As the U.S. economy continues to reopen from the COVID-19 pandemic, initial unemployment claims fell below 400,000 for the second time since pandemic lockdowns began. On June 24, the Labor Department reported initial not seasonally adjusted unemployment claims fell by 14,720 to 393,078 from 407,798 the week before. Claims reached their 2021 high of nearly 1.1 million for the week ending January 9, 2021.
In May, the U.S. economy generated 559,000 million new nonfarm jobs, and the unemployment rate dropped to 5.8% from 6.1% in April. While new job growth is a good sign for the economy, the number didn’t reach expectations. Seeing demand in the economy to warrant a large job gain, economists anticipated new job growth in May to be 671,000. For April, there were 266,000 nonfarm jobs, well behind the nearly 1 million jobs expected. “We lost 22 to 23 million jobs between March and April of last year,” says Bret Biggers, ISRI’s senior economist. “Now we’re evening out, but there’s still around 9 million people unemployed and over 9 million job openings.”
In the recycling industry, there are many open positions in materials recovery facilities (MRF), mills, and other locations. MRFs experience high turnover for their employees, mainly sorters, Biggers says, adding, “But it’s never been like this in recent memory. Sixteen months ago, these positions were filled.” Currently, mills are not experiencing the same labor shortage as MRFs. Biggers is aware of several MRFs reporting their operations are tight. “I talked to a supplier recently, and it’s trying to figure out how to supply paper to the manufacturers; the MRFs can’t produce enough,” he says. “Part of that is because MRFs currently don’t have the employees to sort, separate, and get things ready for shipping.”

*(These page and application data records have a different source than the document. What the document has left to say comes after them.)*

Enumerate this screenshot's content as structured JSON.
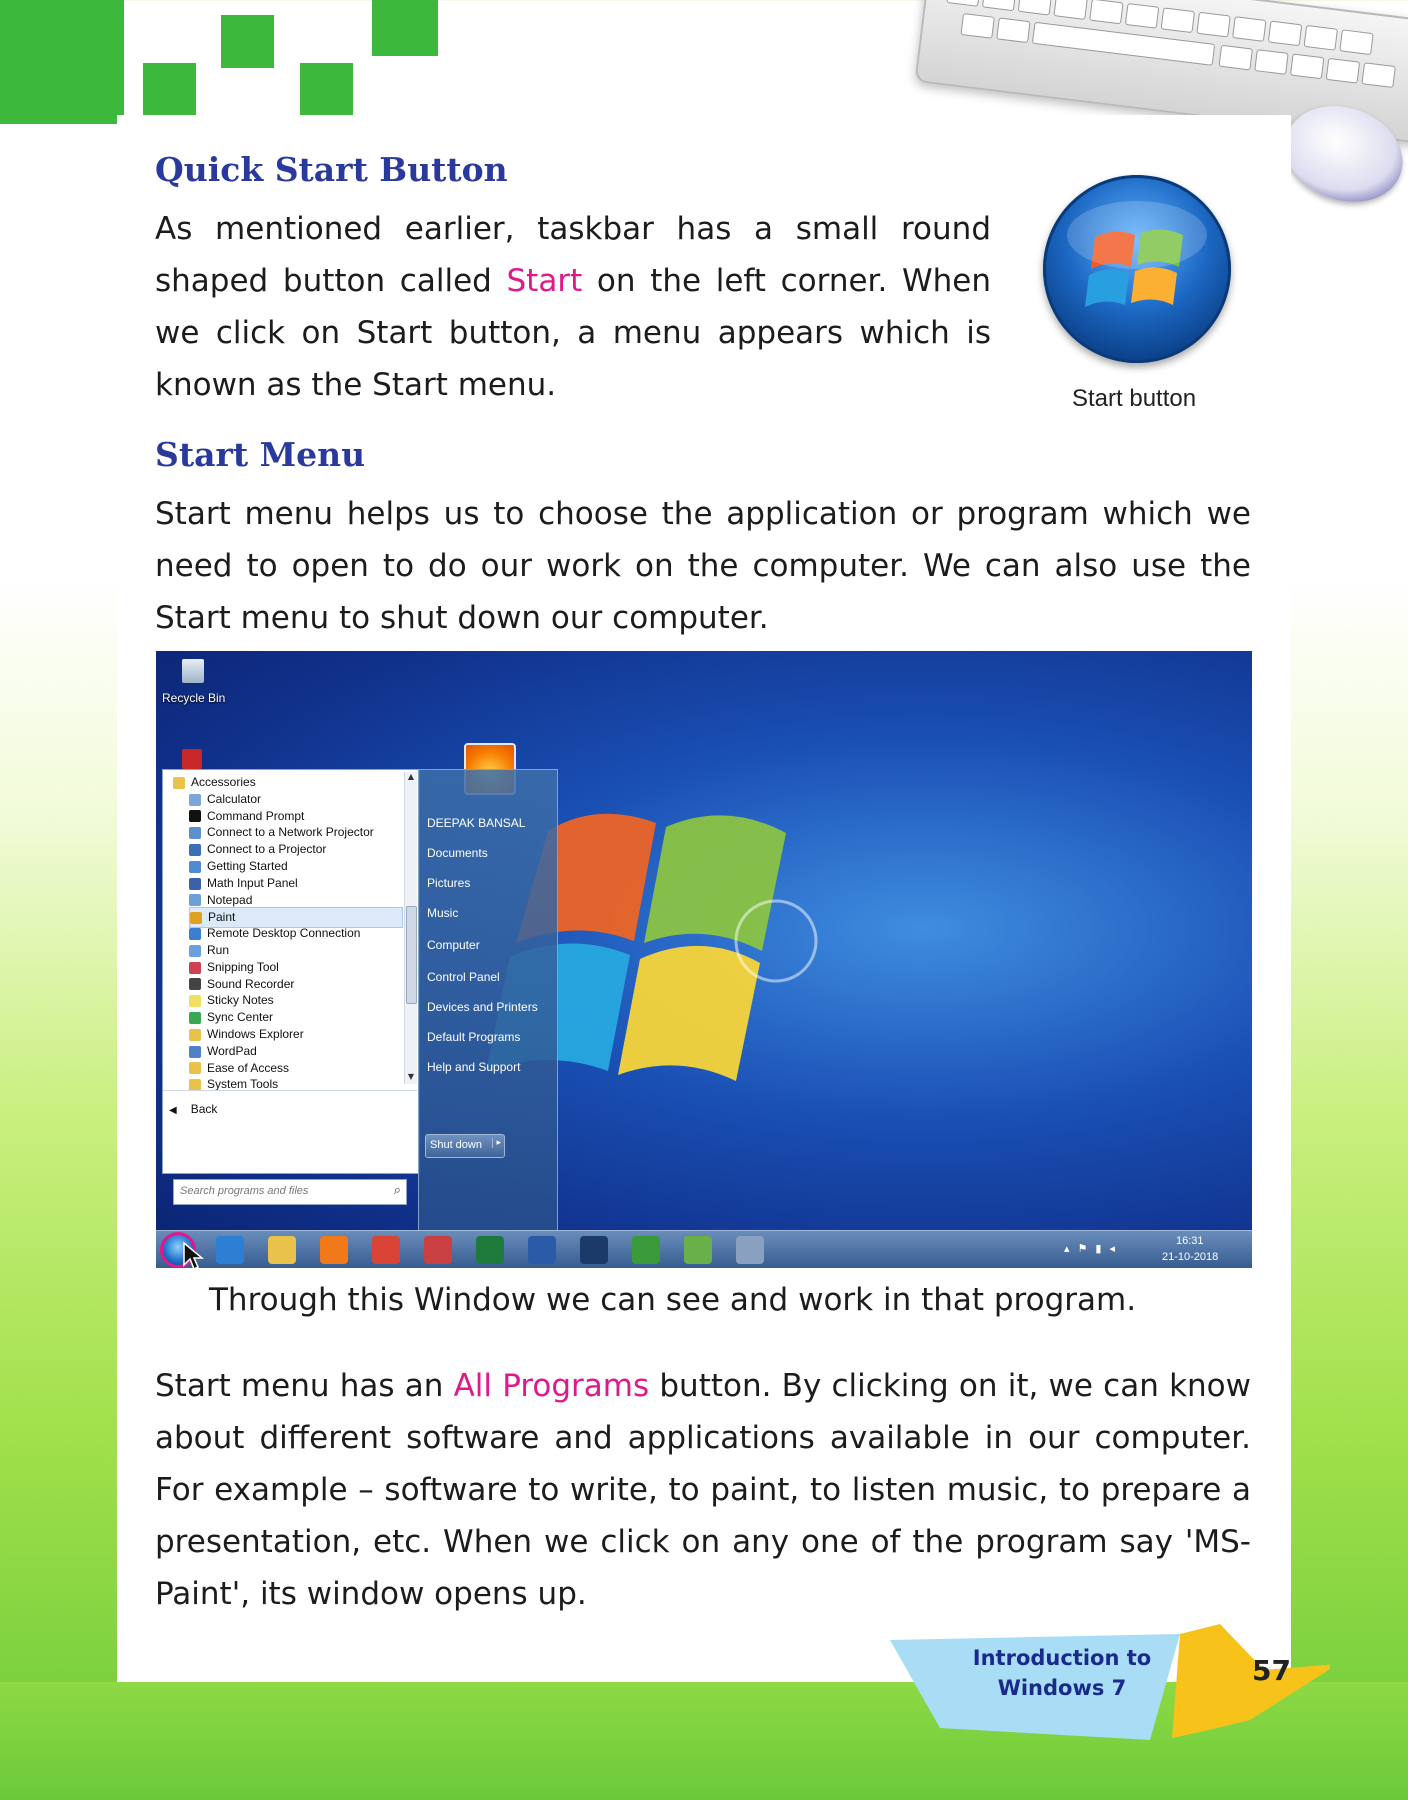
{
  "sections": [
    {
      "heading": "Quick Start Button",
      "paragraph": {
        "before": "As mentioned earlier, taskbar has a small round shaped button called ",
        "highlight": "Start",
        "after": " on the left corner. When we click on Start button, a menu appears which is known as the Start menu."
      }
    },
    {
      "heading": "Start Menu",
      "paragraph": "Start menu helps us to choose the application or program which we need to open to do our work on the computer. We can also use the Start menu to shut down our computer."
    }
  ],
  "figure_caption": "Start button",
  "screenshot": {
    "desktop_icon": "Recycle Bin",
    "programs": [
      {
        "label": "Accessories",
        "icon": "folder-icon",
        "color": "#e8c24a",
        "level": 0
      },
      {
        "label": "Calculator",
        "icon": "calculator-icon",
        "color": "#7aa6d8",
        "level": 1
      },
      {
        "label": "Command Prompt",
        "icon": "terminal-icon",
        "color": "#111111",
        "level": 1
      },
      {
        "label": "Connect to a Network Projector",
        "icon": "projector-icon",
        "color": "#5a8fd0",
        "level": 1
      },
      {
        "label": "Connect to a Projector",
        "icon": "projector-icon",
        "color": "#3c6fb8",
        "level": 1
      },
      {
        "label": "Getting Started",
        "icon": "start-icon",
        "color": "#4f8bd3",
        "level": 1
      },
      {
        "label": "Math Input Panel",
        "icon": "pen-icon",
        "color": "#3b62a8",
        "level": 1
      },
      {
        "label": "Notepad",
        "icon": "notepad-icon",
        "color": "#6ea0d8",
        "level": 1
      },
      {
        "label": "Paint",
        "icon": "paint-icon",
        "color": "#e0a020",
        "level": 1
      },
      {
        "label": "Remote Desktop Connection",
        "icon": "remote-icon",
        "color": "#3a7fcf",
        "level": 1
      },
      {
        "label": "Run",
        "icon": "run-icon",
        "color": "#6aa0e0",
        "level": 1
      },
      {
        "label": "Snipping Tool",
        "icon": "scissors-icon",
        "color": "#d04050",
        "level": 1
      },
      {
        "label": "Sound Recorder",
        "icon": "microphone-icon",
        "color": "#444444",
        "level": 1
      },
      {
        "label": "Sticky Notes",
        "icon": "note-icon",
        "color": "#f0e060",
        "level": 1
      },
      {
        "label": "Sync Center",
        "icon": "sync-icon",
        "color": "#3aa850",
        "level": 1
      },
      {
        "label": "Windows Explorer",
        "icon": "folder-icon",
        "color": "#e8c24a",
        "level": 1
      },
      {
        "label": "WordPad",
        "icon": "wordpad-icon",
        "color": "#4f80c8",
        "level": 1
      },
      {
        "label": "Ease of Access",
        "icon": "folder-icon",
        "color": "#e8c24a",
        "level": 1
      },
      {
        "label": "System Tools",
        "icon": "folder-icon",
        "color": "#e8c24a",
        "level": 1
      }
    ],
    "back_label": "Back",
    "search_placeholder": "Search programs and files",
    "right_links": [
      "DEEPAK BANSAL",
      "Documents",
      "Pictures",
      "Music",
      "Computer",
      "Control Panel",
      "Devices and Printers",
      "Default Programs",
      "Help and Support"
    ],
    "shutdown_label": "Shut down",
    "clock_time": "16:31",
    "clock_date": "21-10-2018",
    "taskbar_icons": [
      {
        "name": "ie-icon",
        "color": "#2d7fd3"
      },
      {
        "name": "explorer-icon",
        "color": "#e8c24a"
      },
      {
        "name": "media-player-icon",
        "color": "#f07a1a"
      },
      {
        "name": "chrome-icon",
        "color": "#d94436"
      },
      {
        "name": "app-icon",
        "color": "#c84040"
      },
      {
        "name": "excel-icon",
        "color": "#1e7a3a"
      },
      {
        "name": "word-icon",
        "color": "#2a5aa8"
      },
      {
        "name": "photoshop-icon",
        "color": "#1b3a6a"
      },
      {
        "name": "paint-tool-icon",
        "color": "#3a9a3a"
      },
      {
        "name": "notes-icon",
        "color": "#6ab04a"
      },
      {
        "name": "tool-icon",
        "color": "#8aa0c0"
      }
    ]
  },
  "window_caption": "Through this Window we can see and work in that program.",
  "paragraph3": {
    "before": "Start menu has an ",
    "highlight": "All Programs",
    "after": " button. By clicking on it, we can know about different software and applications available in our computer. For example – software to write, to paint, to listen music, to prepare a presentation, etc. When we click on any one of the program say 'MS-Paint', its window opens up."
  },
  "footer": {
    "chapter_line1": "Introduction to",
    "chapter_line2": "Windows 7",
    "page_number": "57"
  },
  "colors": {
    "heading": "#2a3a9c",
    "highlight": "#e0188c",
    "green": "#3cb83c"
  }
}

It’s evident that recyclable materials are coming in from consumers through online purchases that typically travel in corrugated/carton or paper/plastic envelopes, and using paper products either at home or the office. In May, the National Retail Federation (NRF) forecasted non-store and online sales to grow 18% to 23% for 2021, or $1.09 to $1.13 trillion. But for some reason it’s not reaching the next level. “The bottleneck may be at the MRFs,” Biggers notes.
It’s possible that U.S. employment isn’t where it needs to be to continue the economy at its current growth. In June, the Federal Reserve Board raised its GDP projection for 2021 to 7.0% from 6.5% in March. However, its unemployment rate projection remained unchanged at 4.5%. “Would GDP be higher if employment would grow faster? A potential answer may lie in the Personal Consumption Expenditures (PCE) price index,” Biggers says. An indicator the Fed uses to set policy, PCE measures prices that people living in the U.S., or those buying on their behalf, pay for goods and services. In May, the Federal Reserve Board increased their PCE estimate to 3.4% from 2.4% in their March estimate, which suggests demand is outpacing supply, Biggers says. “Hence, if supply were greater, inflation would decrease. If employment were up a faster rate, then supply would increase also, thereby adding a downward pressure on inflation,” he says.
Though unemployment was lower than projected, the good news is employment continues rising. “The number is going up; we’re not losing jobs, so it’s good overall,” Biggers says. New employment numbers will be released Friday, July 2.